Entries taken from a collection
#####
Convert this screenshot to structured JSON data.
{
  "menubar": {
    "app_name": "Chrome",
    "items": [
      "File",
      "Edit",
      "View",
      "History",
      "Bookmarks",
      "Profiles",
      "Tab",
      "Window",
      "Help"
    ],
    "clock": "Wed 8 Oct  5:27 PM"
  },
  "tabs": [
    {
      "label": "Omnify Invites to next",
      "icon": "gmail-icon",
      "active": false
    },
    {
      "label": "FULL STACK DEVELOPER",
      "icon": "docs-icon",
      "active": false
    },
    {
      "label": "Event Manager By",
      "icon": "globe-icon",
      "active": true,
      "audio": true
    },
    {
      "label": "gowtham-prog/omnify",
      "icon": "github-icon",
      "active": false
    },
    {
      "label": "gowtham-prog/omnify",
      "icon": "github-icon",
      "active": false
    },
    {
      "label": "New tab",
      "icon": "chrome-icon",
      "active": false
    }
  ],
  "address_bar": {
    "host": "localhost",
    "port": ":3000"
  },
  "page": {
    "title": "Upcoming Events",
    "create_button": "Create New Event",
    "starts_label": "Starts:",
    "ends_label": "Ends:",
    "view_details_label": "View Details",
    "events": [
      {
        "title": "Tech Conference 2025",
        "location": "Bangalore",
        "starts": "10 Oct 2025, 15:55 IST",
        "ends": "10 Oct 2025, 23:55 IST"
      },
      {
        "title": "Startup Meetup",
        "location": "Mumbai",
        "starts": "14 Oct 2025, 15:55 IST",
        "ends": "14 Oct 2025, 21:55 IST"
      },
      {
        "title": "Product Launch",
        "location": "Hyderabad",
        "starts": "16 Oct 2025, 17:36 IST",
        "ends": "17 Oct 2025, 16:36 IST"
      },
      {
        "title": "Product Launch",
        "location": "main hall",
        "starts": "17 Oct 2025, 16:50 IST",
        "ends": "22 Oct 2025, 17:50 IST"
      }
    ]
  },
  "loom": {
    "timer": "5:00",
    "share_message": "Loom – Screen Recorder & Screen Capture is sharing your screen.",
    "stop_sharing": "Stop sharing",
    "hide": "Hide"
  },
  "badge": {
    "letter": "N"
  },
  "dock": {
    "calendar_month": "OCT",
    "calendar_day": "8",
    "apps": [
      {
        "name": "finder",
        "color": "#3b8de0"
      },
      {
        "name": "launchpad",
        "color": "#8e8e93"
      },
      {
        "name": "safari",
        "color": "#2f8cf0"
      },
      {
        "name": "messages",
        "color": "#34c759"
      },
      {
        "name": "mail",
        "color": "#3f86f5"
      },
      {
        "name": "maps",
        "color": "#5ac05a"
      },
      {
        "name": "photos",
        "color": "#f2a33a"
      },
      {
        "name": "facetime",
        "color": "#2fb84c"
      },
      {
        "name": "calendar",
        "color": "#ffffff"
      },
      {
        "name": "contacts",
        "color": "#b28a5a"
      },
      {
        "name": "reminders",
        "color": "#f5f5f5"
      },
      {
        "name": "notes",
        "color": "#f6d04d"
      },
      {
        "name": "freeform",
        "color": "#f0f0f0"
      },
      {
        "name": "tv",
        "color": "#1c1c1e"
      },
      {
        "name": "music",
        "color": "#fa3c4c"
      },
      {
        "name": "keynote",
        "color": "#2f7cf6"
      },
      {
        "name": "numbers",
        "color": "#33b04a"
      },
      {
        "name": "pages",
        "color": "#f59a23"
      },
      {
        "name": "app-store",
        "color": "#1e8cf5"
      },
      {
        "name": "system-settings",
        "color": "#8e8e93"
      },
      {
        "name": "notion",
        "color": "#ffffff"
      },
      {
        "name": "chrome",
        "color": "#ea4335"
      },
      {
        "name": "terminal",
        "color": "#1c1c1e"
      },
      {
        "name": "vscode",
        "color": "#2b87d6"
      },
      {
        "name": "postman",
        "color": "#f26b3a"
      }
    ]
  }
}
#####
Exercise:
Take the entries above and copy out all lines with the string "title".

Written response:
    "title": "Upcoming Events",
        "title": "Tech Conference 2025",
        "title": "Startup Meetup",
        "title": "Product Launch",
        "title": "Product Launch",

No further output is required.